EXERCISE PROMPT —
Scan the records below. List lines holding "into".

[Excerpts from an interface dataset]
Segment Open

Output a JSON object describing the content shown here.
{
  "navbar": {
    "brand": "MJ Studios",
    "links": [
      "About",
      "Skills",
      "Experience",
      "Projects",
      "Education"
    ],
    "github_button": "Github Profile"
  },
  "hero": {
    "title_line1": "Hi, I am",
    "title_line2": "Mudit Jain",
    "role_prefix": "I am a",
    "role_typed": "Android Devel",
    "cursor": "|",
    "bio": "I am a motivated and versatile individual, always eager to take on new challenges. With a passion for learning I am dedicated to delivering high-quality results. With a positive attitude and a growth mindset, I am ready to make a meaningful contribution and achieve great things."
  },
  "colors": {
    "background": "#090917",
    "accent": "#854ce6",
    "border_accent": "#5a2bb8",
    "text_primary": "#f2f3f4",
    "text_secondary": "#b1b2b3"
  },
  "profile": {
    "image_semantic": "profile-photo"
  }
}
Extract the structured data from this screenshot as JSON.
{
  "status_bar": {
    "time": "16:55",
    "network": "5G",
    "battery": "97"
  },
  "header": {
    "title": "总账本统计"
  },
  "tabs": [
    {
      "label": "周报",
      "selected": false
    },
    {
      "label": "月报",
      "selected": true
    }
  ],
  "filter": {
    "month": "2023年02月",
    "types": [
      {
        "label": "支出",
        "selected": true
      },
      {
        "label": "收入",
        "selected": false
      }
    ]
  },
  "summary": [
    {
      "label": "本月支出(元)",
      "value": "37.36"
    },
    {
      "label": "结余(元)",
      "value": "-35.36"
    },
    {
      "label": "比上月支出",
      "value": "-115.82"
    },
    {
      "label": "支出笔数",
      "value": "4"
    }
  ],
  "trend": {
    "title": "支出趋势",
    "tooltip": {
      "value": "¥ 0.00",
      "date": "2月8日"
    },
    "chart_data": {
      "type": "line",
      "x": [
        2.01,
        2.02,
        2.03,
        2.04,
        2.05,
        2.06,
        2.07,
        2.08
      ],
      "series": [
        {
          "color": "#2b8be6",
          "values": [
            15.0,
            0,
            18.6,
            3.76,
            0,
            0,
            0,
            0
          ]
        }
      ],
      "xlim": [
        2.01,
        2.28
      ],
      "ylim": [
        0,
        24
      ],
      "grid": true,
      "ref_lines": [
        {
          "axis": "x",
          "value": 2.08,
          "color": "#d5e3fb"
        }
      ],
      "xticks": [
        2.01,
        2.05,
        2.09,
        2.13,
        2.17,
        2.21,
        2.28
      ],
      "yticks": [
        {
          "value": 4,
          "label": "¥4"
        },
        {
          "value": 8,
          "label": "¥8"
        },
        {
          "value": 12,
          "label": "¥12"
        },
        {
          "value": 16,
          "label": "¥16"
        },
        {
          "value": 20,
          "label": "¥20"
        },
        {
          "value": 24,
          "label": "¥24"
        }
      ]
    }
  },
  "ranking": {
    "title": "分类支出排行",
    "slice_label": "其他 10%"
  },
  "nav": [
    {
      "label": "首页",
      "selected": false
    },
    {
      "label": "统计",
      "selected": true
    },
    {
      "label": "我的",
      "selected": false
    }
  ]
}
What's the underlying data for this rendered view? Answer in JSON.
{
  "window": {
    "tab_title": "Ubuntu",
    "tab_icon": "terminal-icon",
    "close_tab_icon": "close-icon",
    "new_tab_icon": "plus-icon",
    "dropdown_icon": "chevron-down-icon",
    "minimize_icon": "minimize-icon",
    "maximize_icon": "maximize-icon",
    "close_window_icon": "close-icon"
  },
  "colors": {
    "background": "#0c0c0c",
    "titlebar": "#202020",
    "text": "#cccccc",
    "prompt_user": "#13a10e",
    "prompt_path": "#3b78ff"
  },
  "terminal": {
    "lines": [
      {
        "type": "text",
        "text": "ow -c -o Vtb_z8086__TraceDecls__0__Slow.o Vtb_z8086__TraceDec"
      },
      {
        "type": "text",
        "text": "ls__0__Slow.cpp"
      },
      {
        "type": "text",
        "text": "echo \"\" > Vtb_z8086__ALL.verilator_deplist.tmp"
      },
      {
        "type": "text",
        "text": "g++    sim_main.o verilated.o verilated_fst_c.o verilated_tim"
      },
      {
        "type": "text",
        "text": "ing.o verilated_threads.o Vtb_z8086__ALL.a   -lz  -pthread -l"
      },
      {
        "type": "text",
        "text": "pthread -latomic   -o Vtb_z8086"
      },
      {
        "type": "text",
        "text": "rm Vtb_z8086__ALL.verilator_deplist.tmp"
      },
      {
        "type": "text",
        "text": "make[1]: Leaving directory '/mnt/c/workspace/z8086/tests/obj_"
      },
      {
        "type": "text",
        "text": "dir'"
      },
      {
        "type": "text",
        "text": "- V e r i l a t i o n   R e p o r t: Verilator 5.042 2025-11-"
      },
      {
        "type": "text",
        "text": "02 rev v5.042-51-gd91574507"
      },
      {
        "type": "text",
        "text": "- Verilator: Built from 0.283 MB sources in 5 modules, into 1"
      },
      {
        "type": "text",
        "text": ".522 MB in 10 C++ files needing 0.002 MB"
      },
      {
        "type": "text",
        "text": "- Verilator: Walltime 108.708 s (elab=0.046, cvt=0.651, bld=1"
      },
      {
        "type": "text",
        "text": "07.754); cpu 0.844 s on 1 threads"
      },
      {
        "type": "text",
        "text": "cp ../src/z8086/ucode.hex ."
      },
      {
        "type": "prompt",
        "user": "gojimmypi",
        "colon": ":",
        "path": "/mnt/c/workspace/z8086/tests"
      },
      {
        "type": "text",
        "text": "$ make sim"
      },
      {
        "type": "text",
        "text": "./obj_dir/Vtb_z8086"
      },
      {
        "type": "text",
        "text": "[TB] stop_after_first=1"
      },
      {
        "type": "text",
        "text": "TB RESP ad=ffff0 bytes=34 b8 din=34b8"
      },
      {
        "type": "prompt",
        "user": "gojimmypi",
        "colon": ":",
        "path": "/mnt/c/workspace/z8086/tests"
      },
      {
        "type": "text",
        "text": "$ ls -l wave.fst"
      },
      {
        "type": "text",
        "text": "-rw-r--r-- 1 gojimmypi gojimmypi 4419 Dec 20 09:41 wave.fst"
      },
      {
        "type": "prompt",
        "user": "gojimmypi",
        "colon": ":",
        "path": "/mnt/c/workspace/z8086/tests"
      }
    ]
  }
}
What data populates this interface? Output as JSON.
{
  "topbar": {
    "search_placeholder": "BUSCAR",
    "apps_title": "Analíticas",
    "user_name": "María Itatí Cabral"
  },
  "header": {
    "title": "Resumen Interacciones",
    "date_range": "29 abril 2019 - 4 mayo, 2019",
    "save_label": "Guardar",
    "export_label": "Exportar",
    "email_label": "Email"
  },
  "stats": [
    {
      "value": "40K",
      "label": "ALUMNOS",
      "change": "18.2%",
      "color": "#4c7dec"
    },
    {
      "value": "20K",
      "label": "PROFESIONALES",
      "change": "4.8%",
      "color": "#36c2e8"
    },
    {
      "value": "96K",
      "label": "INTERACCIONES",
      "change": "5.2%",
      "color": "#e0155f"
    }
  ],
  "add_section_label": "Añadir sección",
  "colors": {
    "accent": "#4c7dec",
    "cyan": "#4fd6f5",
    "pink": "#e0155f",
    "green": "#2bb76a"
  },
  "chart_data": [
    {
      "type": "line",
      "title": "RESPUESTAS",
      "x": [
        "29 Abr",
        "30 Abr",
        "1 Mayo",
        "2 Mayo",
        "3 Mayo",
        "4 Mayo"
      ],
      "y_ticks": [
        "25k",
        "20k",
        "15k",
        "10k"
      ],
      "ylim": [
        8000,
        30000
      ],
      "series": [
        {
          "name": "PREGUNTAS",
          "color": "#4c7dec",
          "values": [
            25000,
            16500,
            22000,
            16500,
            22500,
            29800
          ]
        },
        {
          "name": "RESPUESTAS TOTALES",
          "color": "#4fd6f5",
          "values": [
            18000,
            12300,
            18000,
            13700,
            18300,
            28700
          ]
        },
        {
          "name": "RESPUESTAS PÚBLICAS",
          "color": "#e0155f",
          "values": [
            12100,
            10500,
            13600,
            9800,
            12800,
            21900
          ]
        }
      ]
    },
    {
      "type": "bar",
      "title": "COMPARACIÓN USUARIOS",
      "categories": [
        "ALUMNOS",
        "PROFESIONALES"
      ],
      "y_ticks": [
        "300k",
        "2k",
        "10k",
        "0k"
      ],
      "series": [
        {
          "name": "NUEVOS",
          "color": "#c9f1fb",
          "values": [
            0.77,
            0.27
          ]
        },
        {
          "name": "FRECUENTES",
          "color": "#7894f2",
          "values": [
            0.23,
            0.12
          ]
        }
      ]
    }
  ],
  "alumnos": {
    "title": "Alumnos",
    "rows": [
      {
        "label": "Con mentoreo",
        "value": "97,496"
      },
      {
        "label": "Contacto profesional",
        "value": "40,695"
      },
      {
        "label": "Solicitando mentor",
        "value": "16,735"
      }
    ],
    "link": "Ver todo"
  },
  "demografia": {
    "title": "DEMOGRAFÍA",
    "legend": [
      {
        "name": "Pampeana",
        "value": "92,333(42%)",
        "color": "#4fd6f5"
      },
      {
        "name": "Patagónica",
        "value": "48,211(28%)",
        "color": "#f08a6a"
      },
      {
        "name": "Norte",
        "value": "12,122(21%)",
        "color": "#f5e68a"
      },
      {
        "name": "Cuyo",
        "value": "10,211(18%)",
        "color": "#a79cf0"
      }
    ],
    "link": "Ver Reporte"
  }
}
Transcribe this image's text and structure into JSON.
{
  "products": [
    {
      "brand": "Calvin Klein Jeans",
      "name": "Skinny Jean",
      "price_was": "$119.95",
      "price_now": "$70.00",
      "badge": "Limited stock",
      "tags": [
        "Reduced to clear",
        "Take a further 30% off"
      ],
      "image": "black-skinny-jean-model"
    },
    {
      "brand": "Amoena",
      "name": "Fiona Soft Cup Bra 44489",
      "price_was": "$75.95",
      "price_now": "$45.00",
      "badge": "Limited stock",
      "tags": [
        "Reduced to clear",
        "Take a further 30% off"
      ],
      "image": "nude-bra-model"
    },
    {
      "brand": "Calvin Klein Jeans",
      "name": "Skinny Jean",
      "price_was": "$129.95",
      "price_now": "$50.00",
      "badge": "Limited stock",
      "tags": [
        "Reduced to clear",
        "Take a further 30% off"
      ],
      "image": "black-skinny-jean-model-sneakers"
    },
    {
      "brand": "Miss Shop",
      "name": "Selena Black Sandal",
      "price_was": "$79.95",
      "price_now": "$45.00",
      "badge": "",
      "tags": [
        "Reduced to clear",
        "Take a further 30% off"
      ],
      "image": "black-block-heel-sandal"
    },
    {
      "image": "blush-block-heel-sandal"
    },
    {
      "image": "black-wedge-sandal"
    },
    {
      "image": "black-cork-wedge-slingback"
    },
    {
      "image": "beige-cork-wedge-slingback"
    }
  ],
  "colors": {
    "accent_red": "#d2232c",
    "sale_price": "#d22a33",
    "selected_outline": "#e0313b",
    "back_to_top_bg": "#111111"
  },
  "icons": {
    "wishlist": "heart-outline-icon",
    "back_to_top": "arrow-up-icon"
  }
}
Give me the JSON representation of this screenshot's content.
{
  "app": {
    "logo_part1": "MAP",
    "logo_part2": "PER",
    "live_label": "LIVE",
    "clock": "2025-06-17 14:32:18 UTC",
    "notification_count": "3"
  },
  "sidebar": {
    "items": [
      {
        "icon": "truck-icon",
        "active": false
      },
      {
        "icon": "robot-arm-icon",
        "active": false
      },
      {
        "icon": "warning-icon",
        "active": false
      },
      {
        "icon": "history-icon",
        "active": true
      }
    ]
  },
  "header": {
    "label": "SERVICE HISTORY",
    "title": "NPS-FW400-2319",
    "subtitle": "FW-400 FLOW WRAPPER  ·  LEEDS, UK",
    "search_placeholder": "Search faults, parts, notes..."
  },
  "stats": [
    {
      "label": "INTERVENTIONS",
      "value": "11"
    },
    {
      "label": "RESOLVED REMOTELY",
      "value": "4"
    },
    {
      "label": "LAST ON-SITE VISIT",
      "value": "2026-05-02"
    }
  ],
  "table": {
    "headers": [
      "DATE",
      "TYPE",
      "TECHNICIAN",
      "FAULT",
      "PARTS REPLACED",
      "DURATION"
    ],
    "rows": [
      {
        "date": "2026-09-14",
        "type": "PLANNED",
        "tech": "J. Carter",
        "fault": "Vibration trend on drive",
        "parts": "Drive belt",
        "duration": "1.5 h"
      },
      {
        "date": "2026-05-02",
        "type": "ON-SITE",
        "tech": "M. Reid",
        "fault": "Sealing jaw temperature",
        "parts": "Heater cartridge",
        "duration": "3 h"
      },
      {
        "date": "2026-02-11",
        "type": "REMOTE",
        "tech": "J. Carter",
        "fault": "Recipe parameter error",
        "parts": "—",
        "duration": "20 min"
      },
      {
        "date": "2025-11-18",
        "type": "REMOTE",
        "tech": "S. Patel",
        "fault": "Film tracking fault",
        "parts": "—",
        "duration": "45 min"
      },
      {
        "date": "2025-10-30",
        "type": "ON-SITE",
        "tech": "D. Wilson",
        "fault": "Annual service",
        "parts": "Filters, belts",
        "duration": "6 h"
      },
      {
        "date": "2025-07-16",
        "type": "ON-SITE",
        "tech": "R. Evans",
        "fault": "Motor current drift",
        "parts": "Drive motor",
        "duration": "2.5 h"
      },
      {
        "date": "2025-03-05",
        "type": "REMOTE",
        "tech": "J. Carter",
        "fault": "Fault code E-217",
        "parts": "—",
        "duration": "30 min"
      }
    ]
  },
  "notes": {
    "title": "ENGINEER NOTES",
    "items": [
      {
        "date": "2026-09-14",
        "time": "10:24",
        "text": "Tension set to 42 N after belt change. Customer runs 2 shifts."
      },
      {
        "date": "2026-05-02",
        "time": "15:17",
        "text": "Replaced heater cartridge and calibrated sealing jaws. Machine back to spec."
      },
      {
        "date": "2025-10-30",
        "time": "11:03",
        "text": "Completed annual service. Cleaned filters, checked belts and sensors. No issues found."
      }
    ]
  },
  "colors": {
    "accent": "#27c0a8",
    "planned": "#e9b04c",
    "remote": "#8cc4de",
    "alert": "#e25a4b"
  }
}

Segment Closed

REPLY —
        "text": "- Verilator: Built from 0.283 MB sources in 5 modules, into 1"
Transcribe this image's text and structure into JSON.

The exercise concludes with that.